The most exciting bit is your new pen. Slide the nib into the penholder and you’re ready to write… almost! First you’ll need a potato. New nibs are coated with a fine oil by the manufacturers, so they don’t go rusty. To remove the oil, poke your nib into a potato and the starch will remove the oil for you!

Dip your nib into the ink, up to the top of the little hole halfway up the nib. Then you’re ready to write – but for now all I want you to do is make some marks on the paper. Little, light-as-a-feather strokes, moving up and sideways on the paper. Then thinner, lighter… and even lighter! It takes practice, but these super light strokes are what will make your calligraphy really beautiful.

But right now, we want to dive right in – so no more delicate strokes: I want you to really bend that nib. Today I just want you to flex the nib so the ends part to about 2mm. Don’t be shy, and don’t be too gentle! As you move downwards on the page, start with gentle pressure and gradually – still moving the pen – press harder. It might take a few tries, but you’ll start to see the tines of the nib part, and as they part the line you make on the worksheet will grow thicker.

Try a few times. See how thick you can make that line. Move on to the next worksheet when you’re ready, and practice moving from a light stroke to a heavy one and smoothly back into a light stroke. It’s really important here to remember you should only use pressure when your nib is moving downwards. So when you curve around a corner, or begin to move your pen upwards, you should aim for that light-as-a- feather stroke we were using earlier.

The exercises on the second worksheet will help you master the strokes – moving smoothly from a light stroke to a heavier one, and cornering with no pressure whatsoever, are what we’re aiming for.

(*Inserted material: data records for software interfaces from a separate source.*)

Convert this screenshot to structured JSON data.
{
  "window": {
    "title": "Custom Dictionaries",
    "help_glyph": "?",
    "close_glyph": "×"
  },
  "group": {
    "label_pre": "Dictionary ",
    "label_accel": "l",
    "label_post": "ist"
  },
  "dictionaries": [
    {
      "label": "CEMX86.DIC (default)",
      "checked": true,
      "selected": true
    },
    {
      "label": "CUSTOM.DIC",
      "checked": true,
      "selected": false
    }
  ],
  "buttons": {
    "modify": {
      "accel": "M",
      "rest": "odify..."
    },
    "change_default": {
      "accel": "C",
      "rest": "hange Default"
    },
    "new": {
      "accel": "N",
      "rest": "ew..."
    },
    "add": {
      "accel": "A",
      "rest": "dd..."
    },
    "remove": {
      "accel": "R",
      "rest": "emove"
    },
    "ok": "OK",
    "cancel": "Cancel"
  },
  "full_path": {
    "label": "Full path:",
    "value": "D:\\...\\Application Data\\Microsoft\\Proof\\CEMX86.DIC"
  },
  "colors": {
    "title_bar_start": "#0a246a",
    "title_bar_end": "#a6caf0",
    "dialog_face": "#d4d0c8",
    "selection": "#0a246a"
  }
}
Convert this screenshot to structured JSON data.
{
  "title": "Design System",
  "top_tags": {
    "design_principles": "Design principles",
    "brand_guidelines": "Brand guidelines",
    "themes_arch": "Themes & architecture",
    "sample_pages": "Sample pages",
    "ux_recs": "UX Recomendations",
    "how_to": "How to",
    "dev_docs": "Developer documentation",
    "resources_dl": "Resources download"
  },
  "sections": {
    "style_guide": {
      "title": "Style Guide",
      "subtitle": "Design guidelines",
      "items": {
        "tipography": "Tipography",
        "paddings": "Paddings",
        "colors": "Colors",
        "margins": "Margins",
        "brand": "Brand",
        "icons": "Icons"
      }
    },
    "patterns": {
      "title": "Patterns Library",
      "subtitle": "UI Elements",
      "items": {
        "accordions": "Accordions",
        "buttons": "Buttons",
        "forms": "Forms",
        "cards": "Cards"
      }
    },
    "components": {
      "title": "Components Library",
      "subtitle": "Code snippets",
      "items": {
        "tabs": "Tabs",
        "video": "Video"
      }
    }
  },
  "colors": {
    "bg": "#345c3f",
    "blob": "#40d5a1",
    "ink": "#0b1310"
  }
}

Every couple of minutes, wipe your nib with a little kitchen paper to stop ink drying and clogging the tip. Work your way through the exercises on both worksheets a couple of times, practicing both the thin and thick strokes: you’ll need to move in and out of both as we progress to letters, alphabets and flowing letters.


Practice both of the worksheets a couple of times – master these, and we’re ready to move on to something a little more adventurous in part 2!

Join me on Instagram or Facebook for new calligraphy inspiration and ideas, special offers and calligraphy tips! I’m @bymoonandtide on Instagram and

Claire xx


Claire Gould, by Moon & Tide Calligraphy
Instagram: @bymoonandtide

With huge thanks: these video tutorials were made by Paul Kyte Wedding Photography and wedding photo-films

At a glance: skip to another modern calligraphy tutorial in the series:

Tutorial 1 – lines & loops
Tutorial 2 – first letters
Tutorial 3 – lower case alphabets & first words
Tutorial 4 – the beautiful side of capital letters!
Tutorial 5 – curls, curves and common mistakes + the gallery
Tutorial 6 – brush lettering, working in colour + suppliers